Tsarnaev is an Amercian citizen, and according to White House spokesman Jay Carney, “We will prosecute this terrorist through our civilian system of justice. Under U.S. law, United States citizens cannot be tried in military commissions.”

According to an affidavit filed in U.S. District Court with a summary from FBI Special Agent Daniel R. Genck, there is sufficient evidence collected to identify Tsarnaev with the two explosions detonated at 2:50 p.m. last Monday at the Boston marathon, which killed three people and wounded more than 170.

As identified in video surveillance and photos and video supplied by the public, Tsarnaev was wearing a white baseball cap and black jacket that matched what was found at his dorm room at University of Massachusetts Dartmouth. Also found in his dorm room was a large pyrotechnic and BBs.

In the media evidence, it also showed that he arrived to Boylston Street in Boston carrying a backpack and was accompanied by his now deceased older brother Tamerlan Tsarnaev. He is seen standing for four minutes next to the bomb he placed on the ground in front of Forum Restaurant on Boylston Street.

“Approximately 30 seconds before the first explosion, he lifts his phone to his ear as if he is speaking on his cell phone, and keeps it there for approximately 18 seconds. A few seconds after he finishes the call, the large crowd of people around him can be seen reacting to the first explosion,’’ Genck wrote in the affidavit.

“Virtually every head turns to the east (towards the finish line) and stares in that direction in apparent bewilderment and alarm. Bomber Two (Dzhokhar), virtually alone among the individuals in front of the restaurant, appears calm. He glances to the east and then calmly but rapidly begins moving west, away from the direction of the finish line.’’
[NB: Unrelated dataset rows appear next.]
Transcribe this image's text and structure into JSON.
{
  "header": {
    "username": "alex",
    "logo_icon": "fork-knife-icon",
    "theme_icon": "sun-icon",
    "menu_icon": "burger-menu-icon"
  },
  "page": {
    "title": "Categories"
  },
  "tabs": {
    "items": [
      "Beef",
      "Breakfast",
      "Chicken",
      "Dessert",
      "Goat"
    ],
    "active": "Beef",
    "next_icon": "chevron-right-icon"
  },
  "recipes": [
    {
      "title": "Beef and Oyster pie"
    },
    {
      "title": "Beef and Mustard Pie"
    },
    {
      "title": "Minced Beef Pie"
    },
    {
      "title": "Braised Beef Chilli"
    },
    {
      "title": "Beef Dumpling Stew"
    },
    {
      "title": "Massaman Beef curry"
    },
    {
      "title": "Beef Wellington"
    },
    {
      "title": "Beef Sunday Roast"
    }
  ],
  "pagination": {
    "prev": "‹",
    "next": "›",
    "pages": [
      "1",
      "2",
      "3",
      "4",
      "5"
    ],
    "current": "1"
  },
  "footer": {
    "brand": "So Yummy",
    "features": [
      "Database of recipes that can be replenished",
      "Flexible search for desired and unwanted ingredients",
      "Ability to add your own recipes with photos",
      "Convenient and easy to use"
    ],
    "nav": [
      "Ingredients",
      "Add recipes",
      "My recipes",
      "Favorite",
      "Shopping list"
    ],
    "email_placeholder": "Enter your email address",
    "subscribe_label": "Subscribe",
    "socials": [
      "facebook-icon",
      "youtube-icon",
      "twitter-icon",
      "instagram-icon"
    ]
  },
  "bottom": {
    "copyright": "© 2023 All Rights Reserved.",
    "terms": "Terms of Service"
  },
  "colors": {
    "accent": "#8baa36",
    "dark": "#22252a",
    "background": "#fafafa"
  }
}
Genck added: “He walks away without his knapsack, having left it on the ground where he had been standing. Approximately, 10 second later, an explosion occurs in the location where Bomber Two had placed his knapsack.’’

The affidavit also goes on to provide details about the events following the bombings – after the FBI released photos and videos of the two brothers – including the death of Tamerlan and the capture of a suspect in a carjacking incident.
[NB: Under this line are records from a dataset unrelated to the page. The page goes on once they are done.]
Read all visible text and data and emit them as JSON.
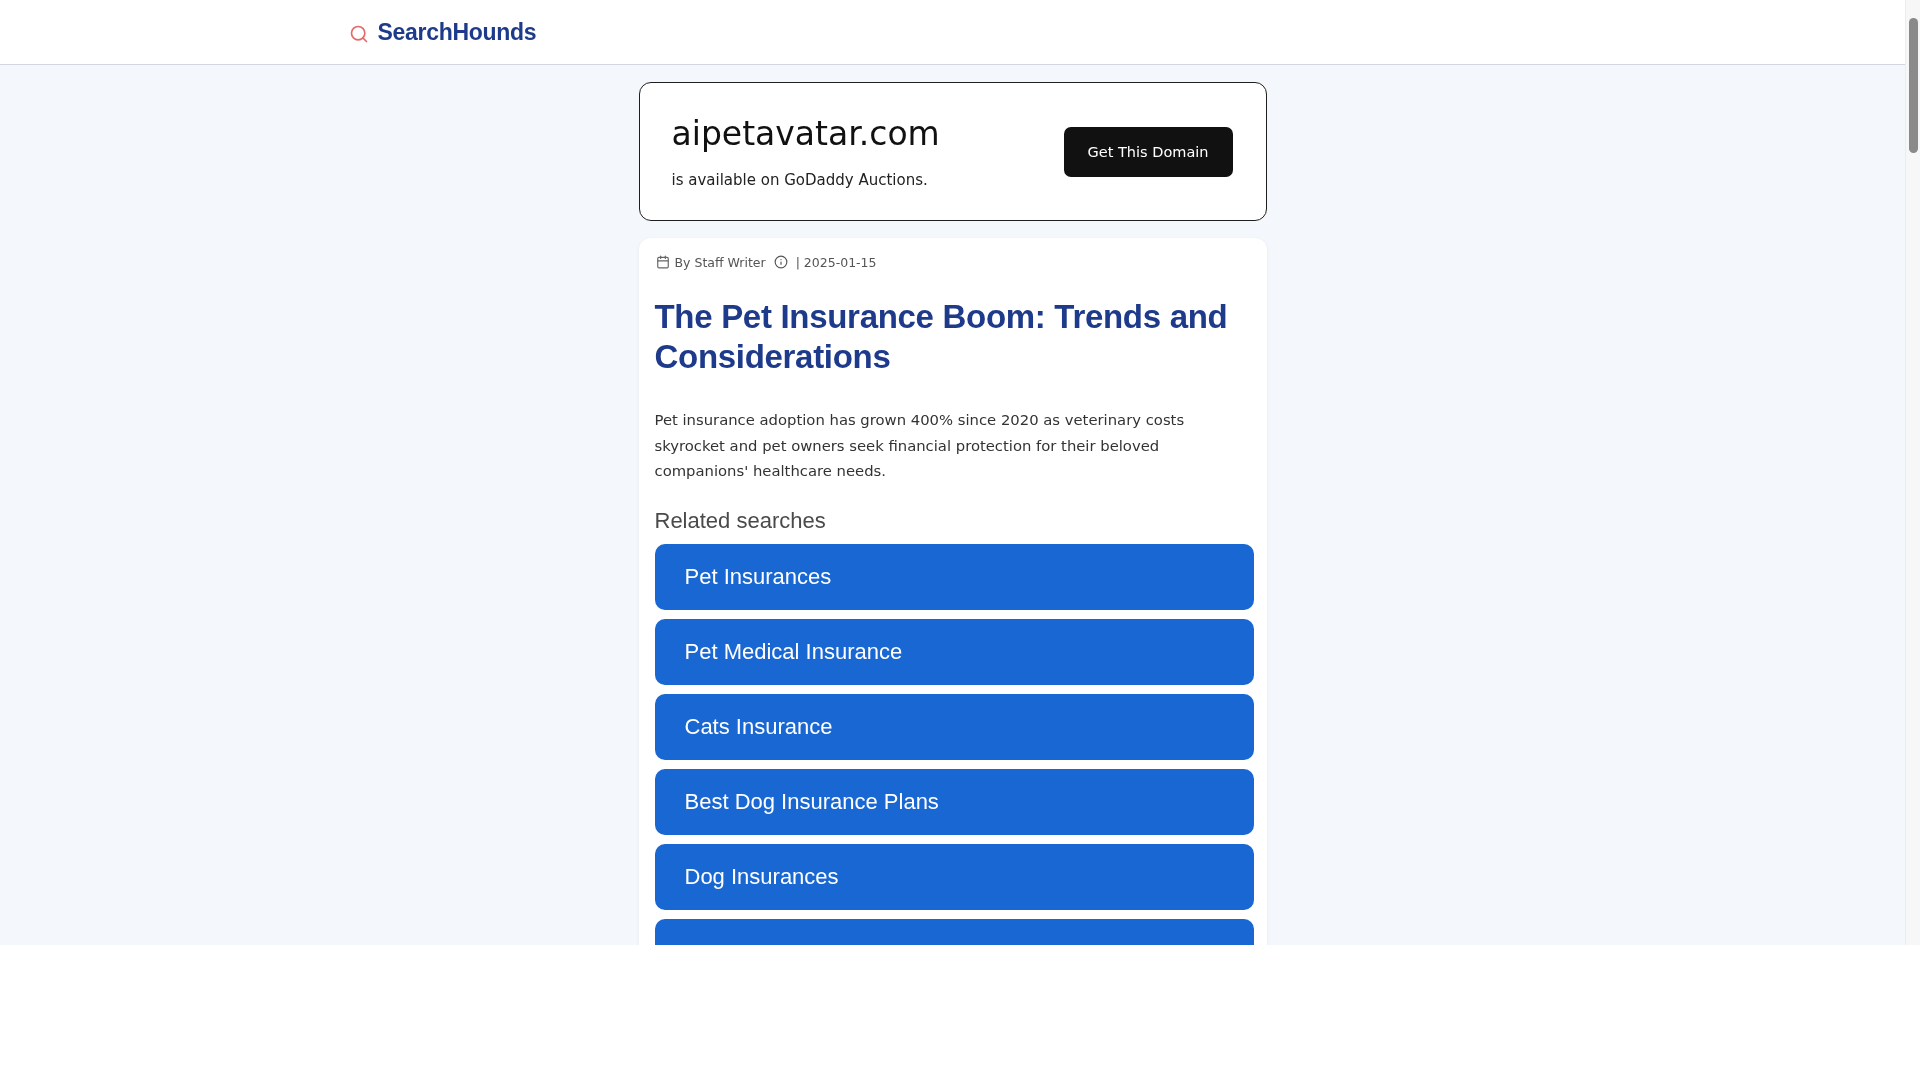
{
  "header": {
    "brand": "SearchHounds"
  },
  "domain_offer": {
    "domain": "aipetavatar.com",
    "note": "is available on GoDaddy Auctions.",
    "button": "Get This Domain"
  },
  "article": {
    "byline": "By Staff Writer",
    "date": "| 2025-01-15",
    "title": "The Pet Insurance Boom: Trends and Considerations",
    "summary": "Pet insurance adoption has grown 400% since 2020 as veterinary costs skyrocket and pet owners seek financial protection for their beloved companions' healthcare needs.",
    "related": {
      "heading": "Related searches",
      "items": [
        {
          "kind": "link",
          "label": "Pet Insurances"
        },
        {
          "kind": "link",
          "label": "Pet Medical Insurance"
        },
        {
          "kind": "link",
          "label": "Cats Insurance"
        },
        {
          "kind": "link",
          "label": "Best Dog Insurance Plans"
        },
        {
          "kind": "link",
          "label": "Dog Insurances"
        },
        {
          "kind": "clipped"
        }
      ]
    }
  }
}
In the carjacked vehicle that was abandoned, the FBI found an “intact low-grade explosive device” and “two unexploded IEDS, as well as the remnants of numerous exploded IEDs” at the shooting scene.
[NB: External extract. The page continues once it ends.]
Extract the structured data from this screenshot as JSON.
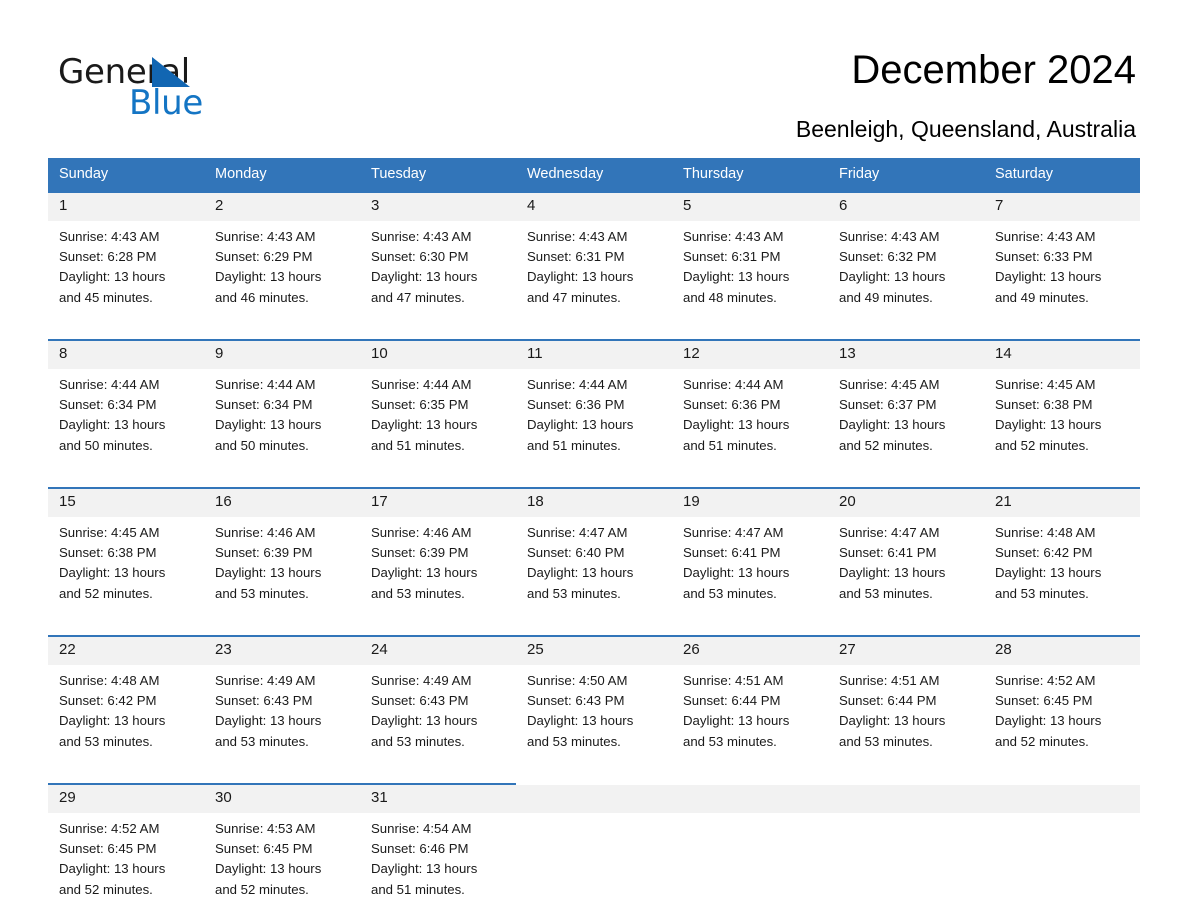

Tsarnaev remains in the hospital in serious condition suffering from possibly a self-inflicted gunshot wound to his neck and other wounds sustained during and after the firefight with police on Thursday night.